Theil studies the greyhound racing industry. He said gambling on races at Southland has dropped 60% since 2001 adding, “these tracks have essentially become poker rooms and casinos that happen to have dogs running around in circles with no one betting on them.”

And the sport can be a dangerous one.

FOX13 researched state records that show the last 10 years.

At Southland 1,130 dogs have been injured, 712 dogs have suffered broken bones and 35 dogs died.

“These dogs are suffering broken legs, broken necks and other catastrophic injuries,” Theil said.

FOX13 obtained video that shows a dog named White Knight getting injured while racing and another video that shows a dog named Moonshine getting trampled on. Moonshine was racing again within days.

“That to me is an example of how they put profits ahead of animal welfare,” Theil said.

In addition, breeders and owners make millions. More money goes to the breeders from subsidies and it’s protected by state law, than by bets.
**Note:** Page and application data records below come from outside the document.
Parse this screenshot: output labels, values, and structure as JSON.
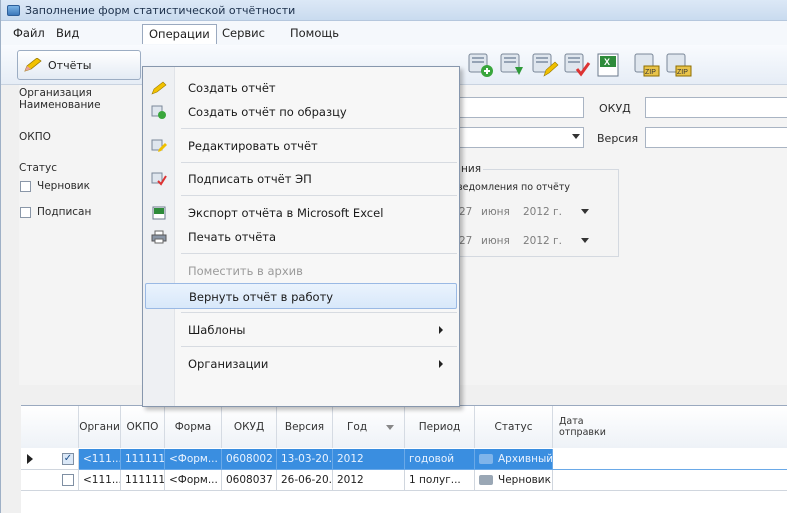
{
  "window": {
    "title": "Заполнение форм статистической отчётности"
  },
  "menubar": [
    "Файл",
    "Вид",
    "Операции",
    "Сервис",
    "Помощь"
  ],
  "toolbar": {
    "reports_label": "Отчёты"
  },
  "filters": {
    "org_group_label": "Организация",
    "name_label": "Наименование",
    "okpo_label": "ОКПО",
    "okud_label": "ОКУД",
    "version_label": "Версия",
    "status_group_label": "Статус",
    "status_draft": "Черновик",
    "status_signed": "Подписан",
    "notice_group_label": "ния",
    "notice_sub_label": "ведомления по отчёту",
    "date1": {
      "day": "27",
      "month": "июня",
      "year": "2012 г."
    },
    "date2": {
      "day": "27",
      "month": "июня",
      "year": "2012 г."
    }
  },
  "dropdown": {
    "items": [
      {
        "label": "Создать отчёт",
        "icon": "create-report-icon"
      },
      {
        "label": "Создать отчёт по образцу",
        "icon": "create-from-template-icon"
      },
      {
        "label": "Редактировать отчёт",
        "icon": "edit-report-icon"
      },
      {
        "label": "Подписать отчёт ЭП",
        "icon": "sign-report-icon"
      },
      {
        "label": "Экспорт отчёта в Microsoft Excel",
        "icon": "excel-export-icon"
      },
      {
        "label": "Печать отчёта",
        "icon": "print-icon"
      },
      {
        "label": "Поместить в архив",
        "disabled": true
      },
      {
        "label": "Вернуть отчёт в работу",
        "highlighted": true
      },
      {
        "label": "Шаблоны",
        "submenu": true
      },
      {
        "label": "Организации",
        "submenu": true
      }
    ]
  },
  "grid": {
    "headers": [
      "Органи",
      "ОКПО",
      "Форма",
      "ОКУД",
      "Версия",
      "Год",
      "Период",
      "Статус",
      "Дата отправки"
    ],
    "rows": [
      {
        "org": "<111...",
        "okpo": "11111111",
        "form": "<Форм...",
        "okud": "0608002",
        "version": "13-03-20...",
        "year": "2012",
        "period": "годовой",
        "status": "Архивный",
        "checked": true,
        "selected": true
      },
      {
        "org": "<111...",
        "okpo": "11111111",
        "form": "<Форм...",
        "okud": "0608037",
        "version": "26-06-20...",
        "year": "2012",
        "period": "1 полуг...",
        "status": "Черновик",
        "checked": false,
        "selected": false
      }
    ]
  },
  "colors": {
    "selection": "#3a8ee0",
    "menu_highlight": "#d8e8fa",
    "title_bar": "#c9dbef"
  }
}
A 2017 letter from the Arkansas Racing Commission explains how the subsidy structure works.

Arkansas state law sets aside 14% of the gambling profits from electronic games of skill to go directly to the dog racing purses.

A second subsidy fund, again protected by state law, gives millions to the dog owners each year.

Here’s how the math played out in 2016 at Southland. $18 million was bet on dog races physically at the track.  But, $28.3 million was set aside in subsides, $10 million more than what was waged by bettors at Southland.

That’s money Theil says could instead go back to the state to be used for things like education.

“So what you have here is essentially one type of gambling at Southland subsidizing another type of gambling and as a result the state is losing out,” said Theil.

Why not just do away with greyhound racing?  Arkansas state law protects it, in fact goes even further saying, dog racing is mandatory in order to have the profitable other games.

“Everyone knows how this story ends. Greyhound racing is eventually going to end in Arkansas and it’s going to end all over the country. The only question is how many dogs are going to suffer in the meantime and how long it’s going to take,” said Theil.

FOX13 reached out to Southland and its ownership group Delaware North multiple times asking for an on-camera interview.

They first asked we provide the injury records we obtained. When we didn’t provide them, they turned down our interview request and sent a statement. It reads in part:

“Our safety practices and procedures are developed with veterinarians and animal experts to focus on the animals’ safety at all times. Our racing operations meet or exceed safety standards and we use industry best practices in maintaining the racing surface to ensure greyhounds aren’t injured because of racetrack conditions.”  

Greyhound racing is not operational in 4 of the remaining 10 states it’s legal in. Those states are Connecticut, Kansas, Oregon and Wisconsin.